MINNEAPOLIS (AP) — A Minnesota lawmaker is proposing a new limit on public access to police files in light of the legal battle by the family of a slain Minnesota boy whose case remained unsolved for 27 years.
Open records advocates worry that the bill would restrict access to files that have been open to the public for decades.
Patty and Jerry Wetterling want to prevent the release of 168 pages of the nearly 56,000 pages of documents related to the 1989 abduction of their son, 11-year-old Jacob. The case went unsolved until last year when Danny Heinrich confessed to sexually assaulting and killing the boy.
Democratic Minnesota state Sen. Richard Cohen's bill would allow people involved in criminal investigations to request that information about them be kept private if it is irrelevant to the preparation or prosecution of the case. Law enforcement would determine the relevance and weigh that request against the value of public disclosure, or decide whether releasing the information was an unwarranted invasion of privacy.

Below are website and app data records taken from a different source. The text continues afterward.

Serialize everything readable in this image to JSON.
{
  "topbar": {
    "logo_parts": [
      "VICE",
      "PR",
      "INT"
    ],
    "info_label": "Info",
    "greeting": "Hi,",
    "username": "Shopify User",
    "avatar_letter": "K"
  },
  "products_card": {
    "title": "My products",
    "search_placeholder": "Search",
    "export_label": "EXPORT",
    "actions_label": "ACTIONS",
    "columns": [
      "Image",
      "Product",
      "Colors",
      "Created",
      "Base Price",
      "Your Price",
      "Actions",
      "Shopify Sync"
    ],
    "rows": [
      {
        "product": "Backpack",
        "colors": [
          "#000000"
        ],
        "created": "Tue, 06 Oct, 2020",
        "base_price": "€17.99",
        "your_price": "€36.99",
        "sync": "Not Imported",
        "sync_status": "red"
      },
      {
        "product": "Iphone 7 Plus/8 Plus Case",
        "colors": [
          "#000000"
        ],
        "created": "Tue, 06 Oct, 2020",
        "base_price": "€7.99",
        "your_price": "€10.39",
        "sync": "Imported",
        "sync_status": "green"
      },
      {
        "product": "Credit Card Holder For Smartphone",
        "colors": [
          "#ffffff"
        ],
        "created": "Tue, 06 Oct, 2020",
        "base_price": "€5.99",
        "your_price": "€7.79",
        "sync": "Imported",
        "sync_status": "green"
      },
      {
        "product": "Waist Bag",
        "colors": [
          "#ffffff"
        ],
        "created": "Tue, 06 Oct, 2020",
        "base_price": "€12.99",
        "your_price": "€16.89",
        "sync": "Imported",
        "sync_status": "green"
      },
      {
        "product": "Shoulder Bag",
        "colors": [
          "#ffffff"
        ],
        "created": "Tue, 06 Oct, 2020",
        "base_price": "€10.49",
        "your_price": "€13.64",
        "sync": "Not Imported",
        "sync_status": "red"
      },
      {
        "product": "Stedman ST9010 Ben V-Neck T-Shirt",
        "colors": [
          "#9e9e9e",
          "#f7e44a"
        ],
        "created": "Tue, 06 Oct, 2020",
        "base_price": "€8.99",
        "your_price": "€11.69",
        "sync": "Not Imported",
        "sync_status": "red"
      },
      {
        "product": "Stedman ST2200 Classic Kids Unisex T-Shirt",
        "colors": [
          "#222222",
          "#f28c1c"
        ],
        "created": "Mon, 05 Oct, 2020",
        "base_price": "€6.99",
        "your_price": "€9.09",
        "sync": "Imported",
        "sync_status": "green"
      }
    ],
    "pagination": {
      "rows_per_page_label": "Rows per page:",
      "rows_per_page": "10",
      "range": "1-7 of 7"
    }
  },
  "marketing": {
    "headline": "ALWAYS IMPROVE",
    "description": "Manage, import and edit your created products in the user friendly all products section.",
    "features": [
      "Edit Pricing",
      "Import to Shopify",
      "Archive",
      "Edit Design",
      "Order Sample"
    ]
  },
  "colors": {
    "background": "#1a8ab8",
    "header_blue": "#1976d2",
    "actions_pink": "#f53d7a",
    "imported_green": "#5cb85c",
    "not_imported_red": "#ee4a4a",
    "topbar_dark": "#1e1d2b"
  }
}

"There's a lot of private information in (case files) that has no relevance to an investigation," Patty Wetterling told the Star Tribune. "We need to be respectful of victims and also have an opportunity to have transparency. It's a needed fix."
Mark Anfinson, who is representing media organizations and others pushing for access to the Wetterling records, said he has worked with Cohen in the past and "the goal here is entirely legitimate." But he fears it would end up blocking access to far more information than Cohen initially intended.
Anfinson said the bill's language is too ambiguous about how and when the privacy exemption would apply. He believes law enforcement would err on the side of withholding records out of fear of being sued for disclosing information that should be private.
Cohen said the bill would strike the right balance between privacy and public access and would be "used sparingly" for lengthy investigations.